To my dear brothers and sisters in Kew Gardens Hills,
My name is Chaim Axelrod, and as some of you know I was born and raised in KGH. I believe that I had a great childhood in a wonderful neighborhood. My closest friends until today are those I met and played with in the “Shabbos” park. I now live in New Rochelle, NY where I have the privilege to serve as the Assistant Rabbi at the Young Israel of New Rochelle. Our community was one of the first to be struck with the Coronavirus that is now plaguing us all. I write this to you on the eve of completing five full weeks since our community began a period of quarantine, followed by “regular” social distancing. There are some in our community that are still struggling for their health. Many, Baruch Hashem, are on the road to recovery. Perhaps the hidden blessing is that Hashem guided us to quarantine early, which helped stop the spread of this terrible virus in our community. If I can offer any chizuk, it is that we must continue to hold strong, and follow every guideline that our medical professionals are telling us. As others have said, if we have a Pesach that is challenging because we will not be with family or friends, and we may even be alone, our reward as a nation will be to celebrate many future Pesach’s to come. This past Shabbos, in our homes, we read of the Korban Mincha, whose leftovers were eaten by the Kohanim. The Torah tells us, “Matzos Taiachel Bimakom Kadosh”, the leftover flour should be turned into matzos to be eaten in a holy place. My Rebbe, Rabbi Baruch Simon, shared the explanation of the Tiferes Shlomo, the first Rebbe of the Radomsk Chasidic dynasty. The Rebbe saw in these words a hint to the Yom Tov of Pesach, which is quite fitting as we usually read this pasuk the week prior to Pesach. The Rebbe explains that we who eat the matzah need to ensure that the body into which we ingest the matzah, is a holy place. We need to try and make ourselves into the proper type of vessel to accept and receive the matzah. Part of our preparation for Pesach should include thinking of ways we can improve in our Avodas Hashem, both Bein Adom Lamakom and Bein Adom Lichaveiro. If we can do that, then indeed the matzah that we eat at the Seder will be present in a very holy place. I thought that we could humbly add to the words of the Rebbe. Each of us will be eating the matzah in our own homes this year, and we must remember that each of our Jewish homes is a holy place. Our homes are full of kedusha, and we should find comfort in celebrating Pesach in the very same homes that we strive to imbue with holiness throughout the year.
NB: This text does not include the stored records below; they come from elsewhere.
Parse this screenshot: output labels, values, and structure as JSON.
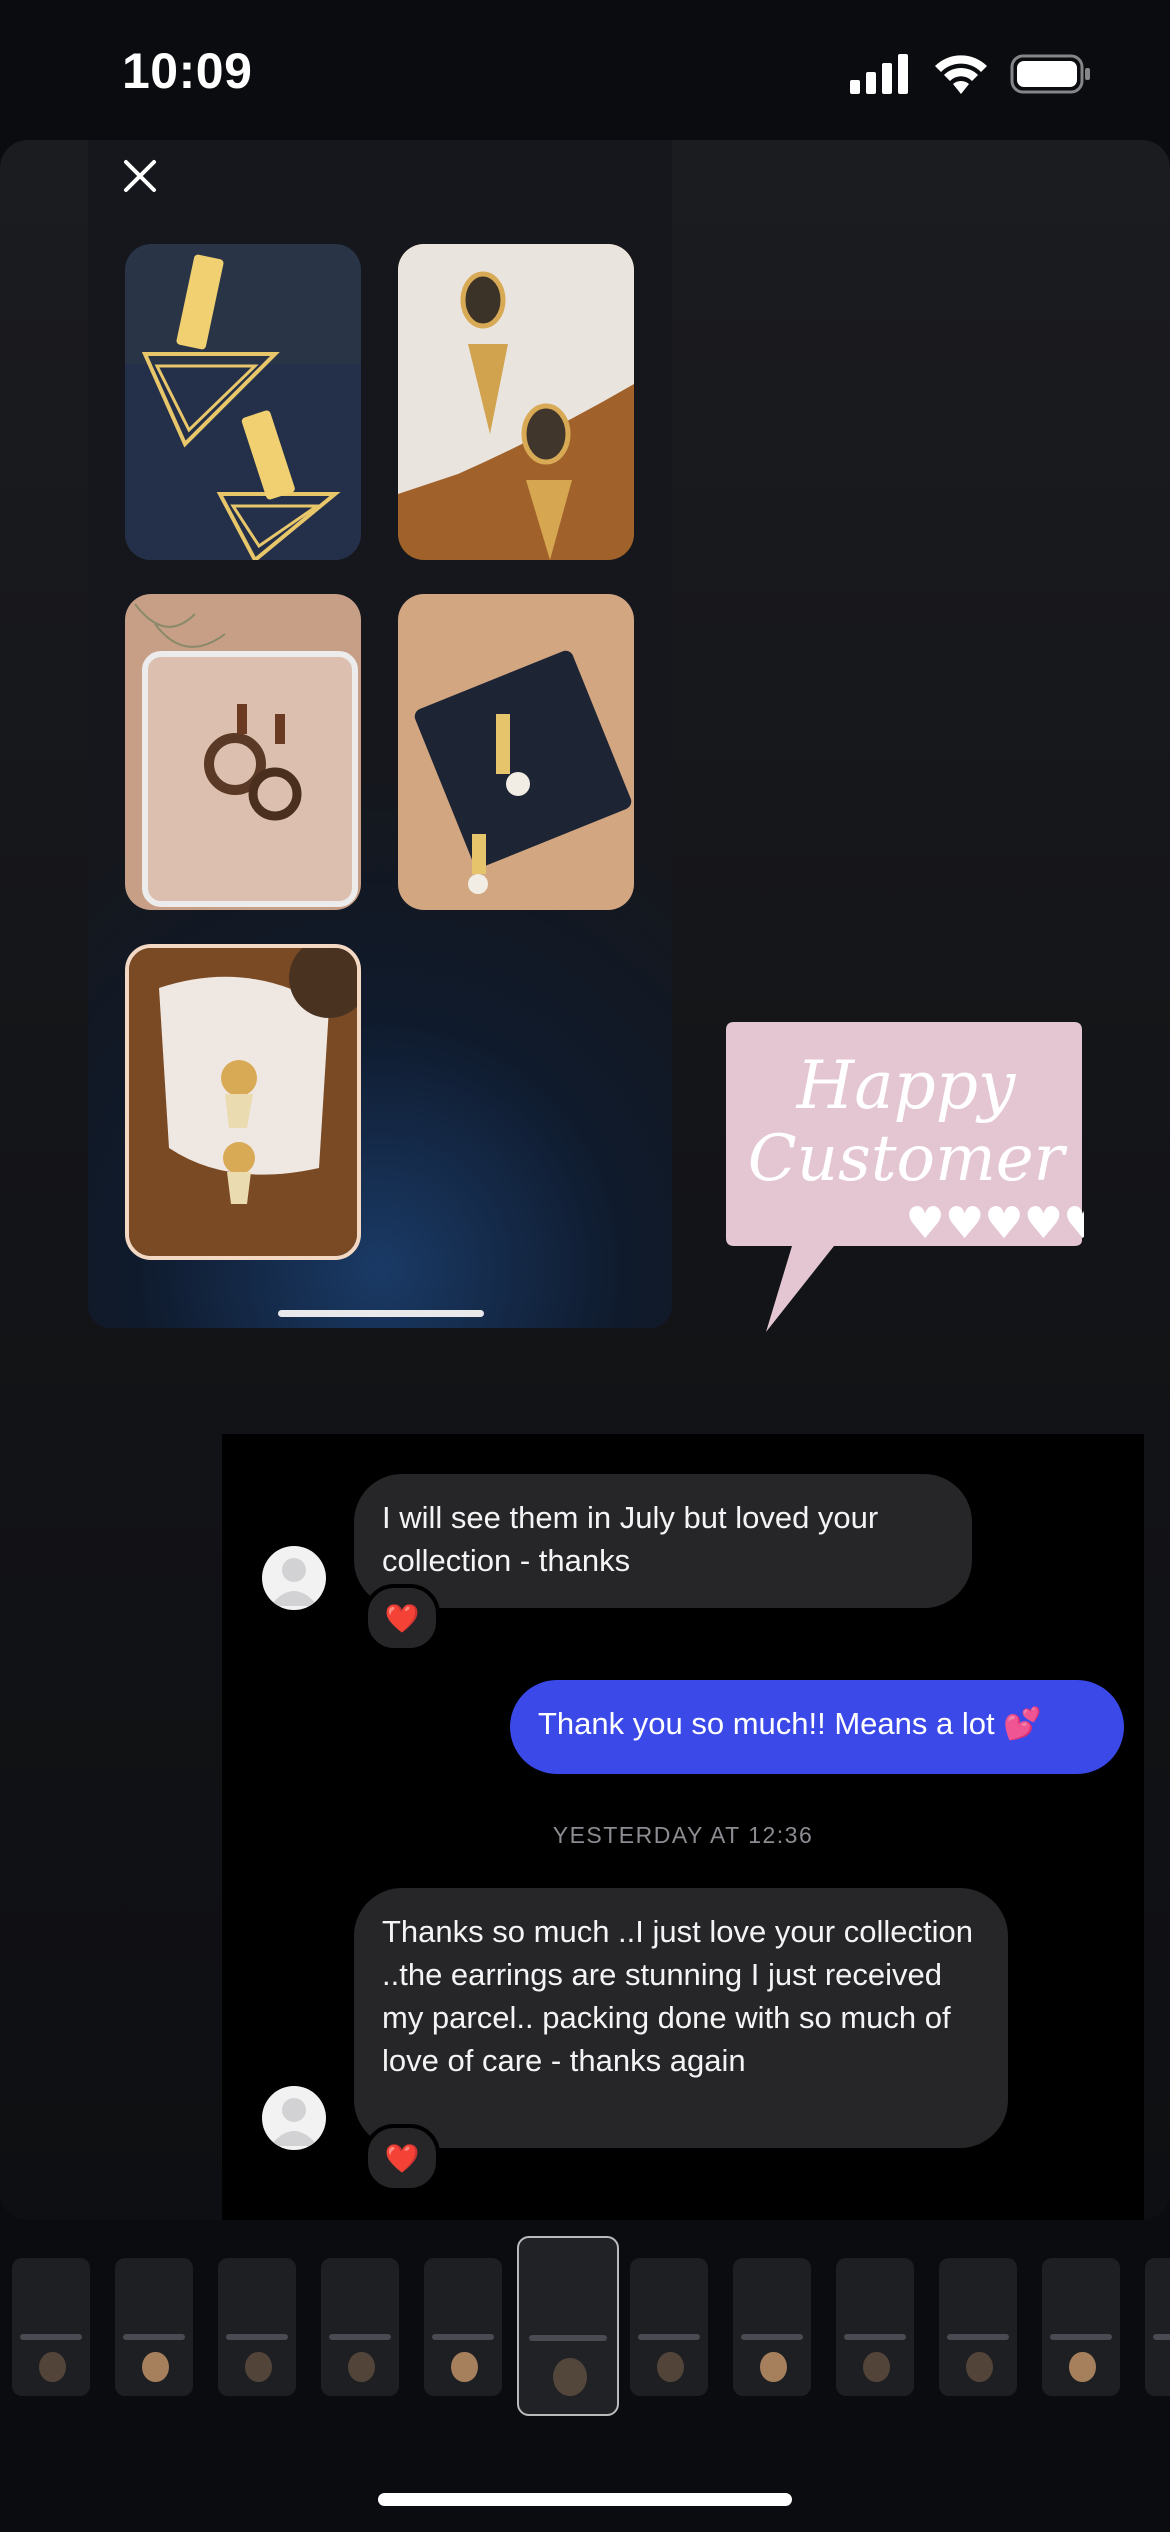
{
  "status_bar": {
    "time": "10:09"
  },
  "sticker": {
    "line1": "Happy",
    "line2": "Customer",
    "hearts": "♥♥♥♥♥"
  },
  "chat": {
    "messages": [
      {
        "from": "them",
        "text": "I will see them in July but loved your collection - thanks",
        "reaction": "❤️"
      },
      {
        "from": "me",
        "text": "Thank you so much!! Means a lot 💕"
      },
      {
        "from": "them",
        "text": "Thanks so much ..I just love your collection ..the earrings are stunning I just received my parcel.. packing done with so much of love of care - thanks again",
        "reaction": "❤️"
      }
    ],
    "timestamp": "YESTERDAY AT 12:36"
  },
  "colors": {
    "sent_bubble": "#3a49e8",
    "received_bubble": "#262629",
    "sticker_pink": "#e3c6d2"
  },
  "icons": [
    "close-icon",
    "signal-icon",
    "wifi-icon",
    "battery-icon"
  ],
  "filmstrip": {
    "frame_count": 12,
    "active_index": 5
  }
}
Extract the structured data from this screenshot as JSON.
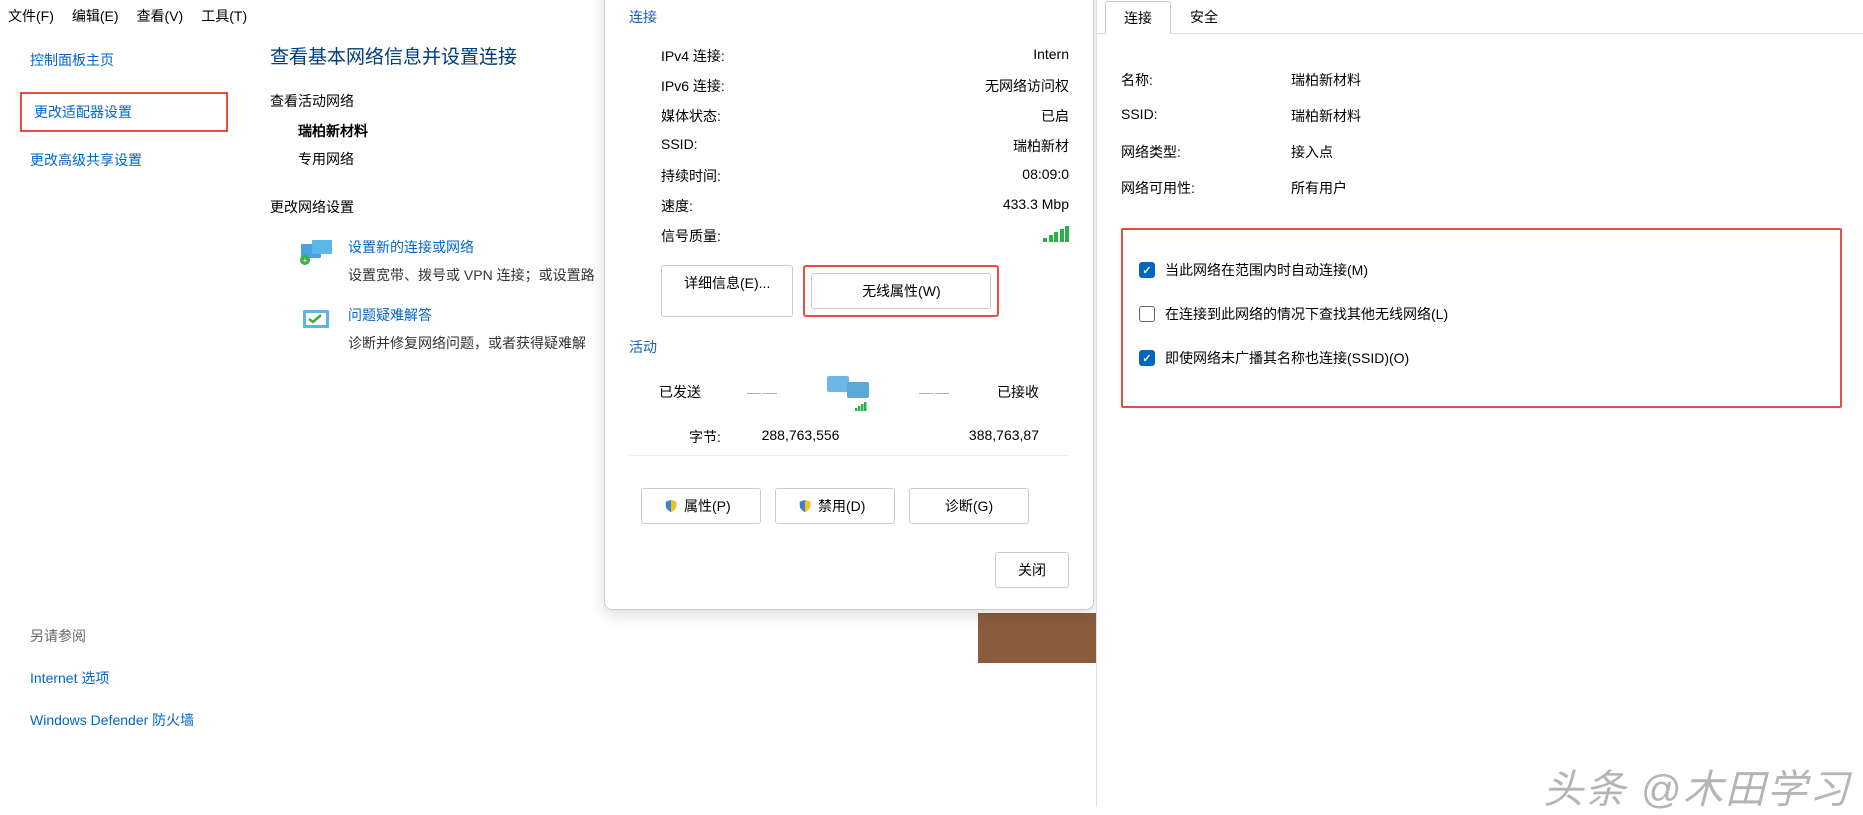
{
  "menubar": {
    "file": "文件(F)",
    "edit": "编辑(E)",
    "view": "查看(V)",
    "tools": "工具(T)"
  },
  "leftPanel": {
    "homeLink": "控制面板主页",
    "adapterSettings": "更改适配器设置",
    "sharingSettings": "更改高级共享设置",
    "seeAlso": "另请参阅",
    "internetOptions": "Internet 选项",
    "defender": "Windows Defender 防火墙"
  },
  "center": {
    "heading": "查看基本网络信息并设置连接",
    "viewActive": "查看活动网络",
    "networkName": "瑞柏新材料",
    "networkType": "专用网络",
    "changeSettings": "更改网络设置",
    "newConn": {
      "title": "设置新的连接或网络",
      "desc": "设置宽带、拨号或 VPN 连接；或设置路"
    },
    "troubleshoot": {
      "title": "问题疑难解答",
      "desc": "诊断并修复网络问题，或者获得疑难解"
    }
  },
  "status": {
    "connHeader": "连接",
    "rows": {
      "ipv4": {
        "label": "IPv4 连接:",
        "value": "Intern"
      },
      "ipv6": {
        "label": "IPv6 连接:",
        "value": "无网络访问权"
      },
      "media": {
        "label": "媒体状态:",
        "value": "已启"
      },
      "ssid": {
        "label": "SSID:",
        "value": "瑞柏新材"
      },
      "duration": {
        "label": "持续时间:",
        "value": "08:09:0"
      },
      "speed": {
        "label": "速度:",
        "value": "433.3 Mbp"
      },
      "signal": {
        "label": "信号质量:"
      }
    },
    "detailsBtn": "详细信息(E)...",
    "wirelessBtn": "无线属性(W)",
    "activity": "活动",
    "sent": "已发送",
    "recv": "已接收",
    "bytesLabel": "字节:",
    "bytesSent": "288,763,556",
    "bytesRecv": "388,763,87",
    "propsBtn": "属性(P)",
    "disableBtn": "禁用(D)",
    "diagBtn": "诊断(G)",
    "closeBtn": "关闭"
  },
  "props": {
    "tabConn": "连接",
    "tabSec": "安全",
    "name": {
      "label": "名称:",
      "value": "瑞柏新材料"
    },
    "ssid": {
      "label": "SSID:",
      "value": "瑞柏新材料"
    },
    "netType": {
      "label": "网络类型:",
      "value": "接入点"
    },
    "avail": {
      "label": "网络可用性:",
      "value": "所有用户"
    },
    "check1": "当此网络在范围内时自动连接(M)",
    "check2": "在连接到此网络的情况下查找其他无线网络(L)",
    "check3": "即使网络未广播其名称也连接(SSID)(O)"
  },
  "watermark": "头条 @木田学习"
}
The very first Korban Pesach, had no Kohen, no Mizbeach, and no Mikdash. Each Jew served as the Kohen, the doorpost served as the Mizbeach, and each Jewish home served as the Mikdash. This Pesach we relive what it was like to have Korban Pesach in our own home. “Matzos Taiachel”, we will all eat matzah, “Bimakom Kadosh”, in place that is very holy, our homes. This year as we conclude Maggid, we say the same words that we have said every year, but this year it will have a very poignant and unique meaning. May Hashem grant that these words will come to fruition very soon for all of us. “Yagiainu Limoadim Ulirigalim Acherim Habaim Likrasainu Lishalom”, enable us, Hashem, to reach future holidays and festivals in peace. Wishing all of Kew Gardens Hills a Chag Kasher Vesameach!